[What to work on] A word-for-word repetition of the records beneath this task is the expected answer.

====

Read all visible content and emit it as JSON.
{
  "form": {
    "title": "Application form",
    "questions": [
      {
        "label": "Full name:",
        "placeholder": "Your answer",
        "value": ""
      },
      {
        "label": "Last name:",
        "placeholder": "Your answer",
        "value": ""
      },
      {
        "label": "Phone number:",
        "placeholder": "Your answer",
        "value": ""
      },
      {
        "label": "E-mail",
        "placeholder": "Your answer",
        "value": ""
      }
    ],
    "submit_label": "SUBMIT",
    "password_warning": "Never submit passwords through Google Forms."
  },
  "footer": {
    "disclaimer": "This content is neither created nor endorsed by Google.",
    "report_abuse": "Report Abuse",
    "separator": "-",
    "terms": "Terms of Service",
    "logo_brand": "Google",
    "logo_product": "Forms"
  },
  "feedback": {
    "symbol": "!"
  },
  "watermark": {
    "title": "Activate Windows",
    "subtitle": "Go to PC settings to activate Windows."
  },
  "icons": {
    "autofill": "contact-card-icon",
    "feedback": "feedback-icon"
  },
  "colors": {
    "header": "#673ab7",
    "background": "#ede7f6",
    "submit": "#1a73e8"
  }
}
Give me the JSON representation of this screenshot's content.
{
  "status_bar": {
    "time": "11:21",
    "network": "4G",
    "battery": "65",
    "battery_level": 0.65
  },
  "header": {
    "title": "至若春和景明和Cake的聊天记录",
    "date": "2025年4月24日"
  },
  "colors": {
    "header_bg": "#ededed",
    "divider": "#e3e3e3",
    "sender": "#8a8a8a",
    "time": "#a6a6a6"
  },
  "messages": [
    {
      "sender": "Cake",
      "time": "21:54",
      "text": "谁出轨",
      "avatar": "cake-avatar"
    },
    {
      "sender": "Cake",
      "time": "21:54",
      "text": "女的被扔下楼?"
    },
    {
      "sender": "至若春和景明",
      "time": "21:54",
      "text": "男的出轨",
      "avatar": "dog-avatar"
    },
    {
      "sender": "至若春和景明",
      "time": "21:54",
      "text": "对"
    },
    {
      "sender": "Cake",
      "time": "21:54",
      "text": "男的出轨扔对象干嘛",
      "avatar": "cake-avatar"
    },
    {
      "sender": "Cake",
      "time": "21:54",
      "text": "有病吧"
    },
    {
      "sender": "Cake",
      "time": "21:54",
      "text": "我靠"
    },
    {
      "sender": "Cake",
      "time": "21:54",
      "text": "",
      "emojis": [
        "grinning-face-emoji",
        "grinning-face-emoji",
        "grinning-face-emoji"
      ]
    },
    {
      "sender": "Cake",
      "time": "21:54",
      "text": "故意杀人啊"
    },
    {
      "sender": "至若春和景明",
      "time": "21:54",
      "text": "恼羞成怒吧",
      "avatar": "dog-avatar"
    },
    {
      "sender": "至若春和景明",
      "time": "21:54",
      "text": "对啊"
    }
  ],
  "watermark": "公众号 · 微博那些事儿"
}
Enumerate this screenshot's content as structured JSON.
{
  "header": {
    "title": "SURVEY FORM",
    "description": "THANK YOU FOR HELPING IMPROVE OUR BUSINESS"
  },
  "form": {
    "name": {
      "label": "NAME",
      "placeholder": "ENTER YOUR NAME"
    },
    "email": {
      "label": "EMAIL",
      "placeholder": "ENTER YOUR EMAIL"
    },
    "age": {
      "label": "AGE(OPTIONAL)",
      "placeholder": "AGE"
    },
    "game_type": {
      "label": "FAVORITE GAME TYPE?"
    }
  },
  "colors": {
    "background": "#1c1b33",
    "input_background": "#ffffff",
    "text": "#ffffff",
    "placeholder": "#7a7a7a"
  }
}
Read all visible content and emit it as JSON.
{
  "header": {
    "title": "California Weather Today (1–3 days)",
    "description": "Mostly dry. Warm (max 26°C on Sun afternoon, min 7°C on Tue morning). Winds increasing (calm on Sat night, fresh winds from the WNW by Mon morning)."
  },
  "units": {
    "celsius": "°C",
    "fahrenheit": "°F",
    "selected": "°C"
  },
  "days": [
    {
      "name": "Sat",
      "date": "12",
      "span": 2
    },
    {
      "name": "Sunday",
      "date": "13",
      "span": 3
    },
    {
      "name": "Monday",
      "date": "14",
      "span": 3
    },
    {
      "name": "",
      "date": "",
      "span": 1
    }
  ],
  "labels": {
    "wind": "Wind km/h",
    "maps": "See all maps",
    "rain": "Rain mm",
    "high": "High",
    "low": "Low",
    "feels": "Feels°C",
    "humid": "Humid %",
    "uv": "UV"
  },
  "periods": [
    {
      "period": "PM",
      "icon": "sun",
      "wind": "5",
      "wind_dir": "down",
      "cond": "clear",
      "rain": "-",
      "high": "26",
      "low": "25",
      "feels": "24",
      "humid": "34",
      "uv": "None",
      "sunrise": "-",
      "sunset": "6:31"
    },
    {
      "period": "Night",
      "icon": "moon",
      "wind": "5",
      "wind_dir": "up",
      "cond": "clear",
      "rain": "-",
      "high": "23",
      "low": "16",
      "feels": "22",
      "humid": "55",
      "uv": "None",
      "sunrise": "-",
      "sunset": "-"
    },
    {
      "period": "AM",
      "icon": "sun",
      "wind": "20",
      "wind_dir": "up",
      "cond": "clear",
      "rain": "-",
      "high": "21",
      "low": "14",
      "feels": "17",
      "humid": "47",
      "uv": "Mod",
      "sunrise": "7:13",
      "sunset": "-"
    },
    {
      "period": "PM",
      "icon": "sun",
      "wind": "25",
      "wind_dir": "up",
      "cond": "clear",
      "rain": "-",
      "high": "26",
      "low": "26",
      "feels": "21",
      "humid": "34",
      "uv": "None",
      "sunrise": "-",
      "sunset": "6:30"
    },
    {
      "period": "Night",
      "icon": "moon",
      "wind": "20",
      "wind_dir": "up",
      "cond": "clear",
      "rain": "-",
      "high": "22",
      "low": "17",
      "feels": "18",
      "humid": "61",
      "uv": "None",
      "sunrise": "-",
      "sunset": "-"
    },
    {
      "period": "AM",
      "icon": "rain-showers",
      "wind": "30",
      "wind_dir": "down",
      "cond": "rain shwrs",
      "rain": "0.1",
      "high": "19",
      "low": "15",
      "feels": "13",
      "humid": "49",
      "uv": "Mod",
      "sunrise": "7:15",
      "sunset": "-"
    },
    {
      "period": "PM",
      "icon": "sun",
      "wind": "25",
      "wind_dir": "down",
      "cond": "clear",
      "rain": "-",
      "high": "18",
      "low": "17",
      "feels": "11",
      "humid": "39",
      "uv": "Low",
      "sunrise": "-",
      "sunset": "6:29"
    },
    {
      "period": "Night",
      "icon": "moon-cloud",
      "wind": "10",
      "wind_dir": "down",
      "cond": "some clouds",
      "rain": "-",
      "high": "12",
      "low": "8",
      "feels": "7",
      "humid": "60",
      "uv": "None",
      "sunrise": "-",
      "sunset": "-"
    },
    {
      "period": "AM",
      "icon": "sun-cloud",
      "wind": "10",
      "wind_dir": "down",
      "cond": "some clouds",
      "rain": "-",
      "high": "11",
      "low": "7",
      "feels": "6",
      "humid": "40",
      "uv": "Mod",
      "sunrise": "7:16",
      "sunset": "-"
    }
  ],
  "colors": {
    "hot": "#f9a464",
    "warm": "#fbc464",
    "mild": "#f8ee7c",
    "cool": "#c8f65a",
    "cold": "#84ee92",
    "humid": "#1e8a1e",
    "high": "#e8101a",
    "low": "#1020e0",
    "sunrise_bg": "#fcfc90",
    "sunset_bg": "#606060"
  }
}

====

[The answer]
Read all visible content and emit it as JSON.
{
  "form": {
    "title": "Application form",
    "questions": [
      {
        "label": "Full name:",
        "placeholder": "Your answer",
        "value": ""
      },
      {
        "label": "Last name:",
        "placeholder": "Your answer",
        "value": ""
      },
      {
        "label": "Phone number:",
        "placeholder": "Your answer",
        "value": ""
      },
      {
        "label": "E-mail",
        "placeholder": "Your answer",
        "value": ""
      }
    ],
    "submit_label": "SUBMIT",
    "password_warning": "Never submit passwords through Google Forms."
  },
  "footer": {
    "disclaimer": "This content is neither created nor endorsed by Google.",
    "report_abuse": "Report Abuse",
    "separator": "-",
    "terms": "Terms of Service",
    "logo_brand": "Google",
    "logo_product": "Forms"
  },
  "feedback": {
    "symbol": "!"
  },
  "watermark": {
    "title": "Activate Windows",
    "subtitle": "Go to PC settings to activate Windows."
  },
  "icons": {
    "autofill": "contact-card-icon",
    "feedback": "feedback-icon"
  },
  "colors": {
    "header": "#673ab7",
    "background": "#ede7f6",
    "submit": "#1a73e8"
  }
}
Give me the JSON representation of this screenshot's content.
{
  "status_bar": {
    "time": "11:21",
    "network": "4G",
    "battery": "65",
    "battery_level": 0.65
  },
  "header": {
    "title": "至若春和景明和Cake的聊天记录",
    "date": "2025年4月24日"
  },
  "colors": {
    "header_bg": "#ededed",
    "divider": "#e3e3e3",
    "sender": "#8a8a8a",
    "time": "#a6a6a6"
  },
  "messages": [
    {
      "sender": "Cake",
      "time": "21:54",
      "text": "谁出轨",
      "avatar": "cake-avatar"
    },
    {
      "sender": "Cake",
      "time": "21:54",
      "text": "女的被扔下楼?"
    },
    {
      "sender": "至若春和景明",
      "time": "21:54",
      "text": "男的出轨",
      "avatar": "dog-avatar"
    },
    {
      "sender": "至若春和景明",
      "time": "21:54",
      "text": "对"
    },
    {
      "sender": "Cake",
      "time": "21:54",
      "text": "男的出轨扔对象干嘛",
      "avatar": "cake-avatar"
    },
    {
      "sender": "Cake",
      "time": "21:54",
      "text": "有病吧"
    },
    {
      "sender": "Cake",
      "time": "21:54",
      "text": "我靠"
    },
    {
      "sender": "Cake",
      "time": "21:54",
      "text": "",
      "emojis": [
        "grinning-face-emoji",
        "grinning-face-emoji",
        "grinning-face-emoji"
      ]
    },
    {
      "sender": "Cake",
      "time": "21:54",
      "text": "故意杀人啊"
    },
    {
      "sender": "至若春和景明",
      "time": "21:54",
      "text": "恼羞成怒吧",
      "avatar": "dog-avatar"
    },
    {
      "sender": "至若春和景明",
      "time": "21:54",
      "text": "对啊"
    }
  ],
  "watermark": "公众号 · 微博那些事儿"
}
Enumerate this screenshot's content as structured JSON.
{
  "header": {
    "title": "SURVEY FORM",
    "description": "THANK YOU FOR HELPING IMPROVE OUR BUSINESS"
  },
  "form": {
    "name": {
      "label": "NAME",
      "placeholder": "ENTER YOUR NAME"
    },
    "email": {
      "label": "EMAIL",
      "placeholder": "ENTER YOUR EMAIL"
    },
    "age": {
      "label": "AGE(OPTIONAL)",
      "placeholder": "AGE"
    },
    "game_type": {
      "label": "FAVORITE GAME TYPE?"
    }
  },
  "colors": {
    "background": "#1c1b33",
    "input_background": "#ffffff",
    "text": "#ffffff",
    "placeholder": "#7a7a7a"
  }
}
Read all visible content and emit it as JSON.
{
  "header": {
    "title": "California Weather Today (1–3 days)",
    "description": "Mostly dry. Warm (max 26°C on Sun afternoon, min 7°C on Tue morning). Winds increasing (calm on Sat night, fresh winds from the WNW by Mon morning)."
  },
  "units": {
    "celsius": "°C",
    "fahrenheit": "°F",
    "selected": "°C"
  },
  "days": [
    {
      "name": "Sat",
      "date": "12",
      "span": 2
    },
    {
      "name": "Sunday",
      "date": "13",
      "span": 3
    },
    {
      "name": "Monday",
      "date": "14",
      "span": 3
    },
    {
      "name": "",
      "date": "",
      "span": 1
    }
  ],
  "labels": {
    "wind": "Wind km/h",
    "maps": "See all maps",
    "rain": "Rain mm",
    "high": "High",
    "low": "Low",
    "feels": "Feels°C",
    "humid": "Humid %",
    "uv": "UV"
  },
  "periods": [
    {
      "period": "PM",
      "icon": "sun",
      "wind": "5",
      "wind_dir": "down",
      "cond": "clear",
      "rain": "-",
      "high": "26",
      "low": "25",
      "feels": "24",
      "humid": "34",
      "uv": "None",
      "sunrise": "-",
      "sunset": "6:31"
    },
    {
      "period": "Night",
      "icon": "moon",
      "wind": "5",
      "wind_dir": "up",
      "cond": "clear",
      "rain": "-",
      "high": "23",
      "low": "16",
      "feels": "22",
      "humid": "55",
      "uv": "None",
      "sunrise": "-",
      "sunset": "-"
    },
    {
      "period": "AM",
      "icon": "sun",
      "wind": "20",
      "wind_dir": "up",
      "cond": "clear",
      "rain": "-",
      "high": "21",
      "low": "14",
      "feels": "17",
      "humid": "47",
      "uv": "Mod",
      "sunrise": "7:13",
      "sunset": "-"
    },
    {
      "period": "PM",
      "icon": "sun",
      "wind": "25",
      "wind_dir": "up",
      "cond": "clear",
      "rain": "-",
      "high": "26",
      "low": "26",
      "feels": "21",
      "humid": "34",
      "uv": "None",
      "sunrise": "-",
      "sunset": "6:30"
    },
    {
      "period": "Night",
      "icon": "moon",
      "wind": "20",
      "wind_dir": "up",
      "cond": "clear",
      "rain": "-",
      "high": "22",
      "low": "17",
      "feels": "18",
      "humid": "61",
      "uv": "None",
      "sunrise": "-",
      "sunset": "-"
    },
    {
      "period": "AM",
      "icon": "rain-showers",
      "wind": "30",
      "wind_dir": "down",
      "cond": "rain shwrs",
      "rain": "0.1",
      "high": "19",
      "low": "15",
      "feels": "13",
      "humid": "49",
      "uv": "Mod",
      "sunrise": "7:15",
      "sunset": "-"
    },
    {
      "period": "PM",
      "icon": "sun",
      "wind": "25",
      "wind_dir": "down",
      "cond": "clear",
      "rain": "-",
      "high": "18",
      "low": "17",
      "feels": "11",
      "humid": "39",
      "uv": "Low",
      "sunrise": "-",
      "sunset": "6:29"
    },
    {
      "period": "Night",
      "icon": "moon-cloud",
      "wind": "10",
      "wind_dir": "down",
      "cond": "some clouds",
      "rain": "-",
      "high": "12",
      "low": "8",
      "feels": "7",
      "humid": "60",
      "uv": "None",
      "sunrise": "-",
      "sunset": "-"
    },
    {
      "period": "AM",
      "icon": "sun-cloud",
      "wind": "10",
      "wind_dir": "down",
      "cond": "some clouds",
      "rain": "-",
      "high": "11",
      "low": "7",
      "feels": "6",
      "humid": "40",
      "uv": "Mod",
      "sunrise": "7:16",
      "sunset": "-"
    }
  ],
  "colors": {
    "hot": "#f9a464",
    "warm": "#fbc464",
    "mild": "#f8ee7c",
    "cool": "#c8f65a",
    "cold": "#84ee92",
    "humid": "#1e8a1e",
    "high": "#e8101a",
    "low": "#1020e0",
    "sunrise_bg": "#fcfc90",
    "sunset_bg": "#606060"
  }
}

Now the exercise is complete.